The documentary form is as diverse as the technique of animation. Today we are in the middle of a documentary explosion. Films of vastly divergent approaches, perspectives, subject matters and styles are all finding a degree of success. Compare that to the films using animation as a method of inquiry, and it's easy to see the paucity of fresh ideas coming from animation programs in The United States and Canada.

Sunday, August 9, 2009


Three years after the release of "Who Framed Roger Rabbit?" the Disney Corporation decided to "expand the franchise", "capitalize on the market", "go cross-media" or whatever MBA doublespeak they use to make crappy toys and bad spinoffs from successful films.

Some time I'll write about my childhood experience with comics -which turned me off of the format until discovering Dan Clowes "Eightball" a few months after "Roger Rabbit's Toontown" issue #1 was release in August of 1991.

The first story was drawn by John Costanza and inked by Dave Hunt. Costanza has a pedigree in comics from animated characters, Hunt did a lot Marvel Comics superheroes.

The comic book demonstrates the strengths of "Roger Rabbit" the character. Roger Rabbit is about animation. He works in the film because he is frenetic, flexible, indestructible as only certain types of animated characters can be.

Roger Rabbit is like the Platonic squash-and-stretch pratfall player.

Richard Williams' team understood this as animators, they crafted the character to exploit every trick their medium allows.

The panels above show how this doesn't translate to print.

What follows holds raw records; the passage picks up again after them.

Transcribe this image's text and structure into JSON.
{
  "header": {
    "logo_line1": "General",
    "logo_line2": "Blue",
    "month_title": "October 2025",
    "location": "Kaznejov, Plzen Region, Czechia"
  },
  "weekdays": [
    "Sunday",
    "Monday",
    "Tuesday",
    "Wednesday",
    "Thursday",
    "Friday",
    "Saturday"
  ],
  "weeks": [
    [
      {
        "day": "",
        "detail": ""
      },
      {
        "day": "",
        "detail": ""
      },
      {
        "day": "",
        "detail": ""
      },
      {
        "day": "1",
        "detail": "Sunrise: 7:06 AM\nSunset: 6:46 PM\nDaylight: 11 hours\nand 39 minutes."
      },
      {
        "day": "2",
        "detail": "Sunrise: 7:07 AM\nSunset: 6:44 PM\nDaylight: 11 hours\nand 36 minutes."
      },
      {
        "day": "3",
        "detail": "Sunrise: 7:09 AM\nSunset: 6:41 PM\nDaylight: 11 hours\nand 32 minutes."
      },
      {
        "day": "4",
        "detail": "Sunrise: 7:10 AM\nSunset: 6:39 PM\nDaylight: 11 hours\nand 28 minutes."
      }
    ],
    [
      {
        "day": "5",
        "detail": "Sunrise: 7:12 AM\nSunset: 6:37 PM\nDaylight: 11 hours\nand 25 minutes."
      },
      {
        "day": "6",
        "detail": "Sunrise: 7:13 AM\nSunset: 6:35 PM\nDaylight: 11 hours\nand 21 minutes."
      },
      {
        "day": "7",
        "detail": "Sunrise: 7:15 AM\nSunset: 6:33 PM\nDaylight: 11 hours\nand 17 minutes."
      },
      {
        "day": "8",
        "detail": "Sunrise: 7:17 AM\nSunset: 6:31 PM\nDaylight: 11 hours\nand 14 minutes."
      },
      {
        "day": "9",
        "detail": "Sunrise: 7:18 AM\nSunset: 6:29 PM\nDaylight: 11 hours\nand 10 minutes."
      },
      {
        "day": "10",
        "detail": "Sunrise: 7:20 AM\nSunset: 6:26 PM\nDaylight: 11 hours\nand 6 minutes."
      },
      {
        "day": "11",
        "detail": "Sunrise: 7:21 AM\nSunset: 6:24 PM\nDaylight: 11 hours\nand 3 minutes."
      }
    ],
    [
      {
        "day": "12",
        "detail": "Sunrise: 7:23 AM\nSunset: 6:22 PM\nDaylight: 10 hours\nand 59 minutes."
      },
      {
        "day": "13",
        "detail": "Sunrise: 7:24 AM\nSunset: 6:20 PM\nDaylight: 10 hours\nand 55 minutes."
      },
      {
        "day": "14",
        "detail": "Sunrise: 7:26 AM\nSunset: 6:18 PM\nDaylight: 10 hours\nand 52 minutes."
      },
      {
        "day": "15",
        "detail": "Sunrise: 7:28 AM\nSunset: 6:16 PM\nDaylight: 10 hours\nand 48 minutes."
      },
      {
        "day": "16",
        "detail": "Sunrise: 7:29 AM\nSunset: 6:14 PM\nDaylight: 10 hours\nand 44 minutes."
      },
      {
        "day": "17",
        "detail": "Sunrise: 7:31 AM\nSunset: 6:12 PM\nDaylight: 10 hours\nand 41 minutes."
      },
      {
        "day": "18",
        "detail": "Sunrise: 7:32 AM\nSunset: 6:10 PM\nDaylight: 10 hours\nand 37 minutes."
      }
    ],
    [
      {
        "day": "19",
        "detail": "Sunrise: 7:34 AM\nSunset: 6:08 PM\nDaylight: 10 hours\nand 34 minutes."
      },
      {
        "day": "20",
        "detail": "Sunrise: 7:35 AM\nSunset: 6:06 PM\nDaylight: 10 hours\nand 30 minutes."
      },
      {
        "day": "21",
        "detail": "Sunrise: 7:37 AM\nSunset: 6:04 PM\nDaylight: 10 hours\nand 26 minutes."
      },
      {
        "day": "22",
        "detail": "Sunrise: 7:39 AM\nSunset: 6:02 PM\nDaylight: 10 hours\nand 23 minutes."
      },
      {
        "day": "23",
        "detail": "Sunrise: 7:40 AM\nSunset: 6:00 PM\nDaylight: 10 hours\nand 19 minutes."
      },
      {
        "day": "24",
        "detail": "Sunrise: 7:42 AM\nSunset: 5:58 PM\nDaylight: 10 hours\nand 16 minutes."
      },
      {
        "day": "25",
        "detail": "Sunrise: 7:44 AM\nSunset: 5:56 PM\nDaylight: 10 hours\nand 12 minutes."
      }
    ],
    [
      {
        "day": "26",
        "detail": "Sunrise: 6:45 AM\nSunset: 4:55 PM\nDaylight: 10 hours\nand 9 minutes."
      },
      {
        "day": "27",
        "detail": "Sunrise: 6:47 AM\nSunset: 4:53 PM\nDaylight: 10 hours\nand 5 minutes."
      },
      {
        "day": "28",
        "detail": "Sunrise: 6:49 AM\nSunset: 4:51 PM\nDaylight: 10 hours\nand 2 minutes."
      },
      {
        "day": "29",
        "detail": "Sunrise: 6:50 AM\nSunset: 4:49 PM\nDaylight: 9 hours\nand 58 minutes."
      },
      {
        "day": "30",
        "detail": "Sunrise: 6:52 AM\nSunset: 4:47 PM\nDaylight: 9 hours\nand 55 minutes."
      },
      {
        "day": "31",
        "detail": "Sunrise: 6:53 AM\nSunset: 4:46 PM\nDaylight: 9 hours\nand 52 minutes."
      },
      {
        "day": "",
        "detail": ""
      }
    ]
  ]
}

The action lines, swallowed up by opaque white, weigh him down. The bulging eyes are more gross than comical. An animation cliché, humorous in the film, out of place on the page. Even the anthropomorphic fire hydrant, it's double take is funny if it exists in time -here it's simply crowds the frame. The eyes looking over the safe (in the previous panel the face of the safe has eyes) are a graphic nuisance which add little comedy or character in print. Even Roger's pose, it takes elements that might never exist in same frame of animation -the popped eyes, the jagged ears, the angular feet, the airborne position, the speed lines, the wagging tongue -and combines them into an awkward hold.

I think this panel is very nice. There's clear and sensitive inking. While you could complain about the overlap of the indian's finger and the thug's hat, I appreciate they didn't insist on the design-centric "no intersecting lines".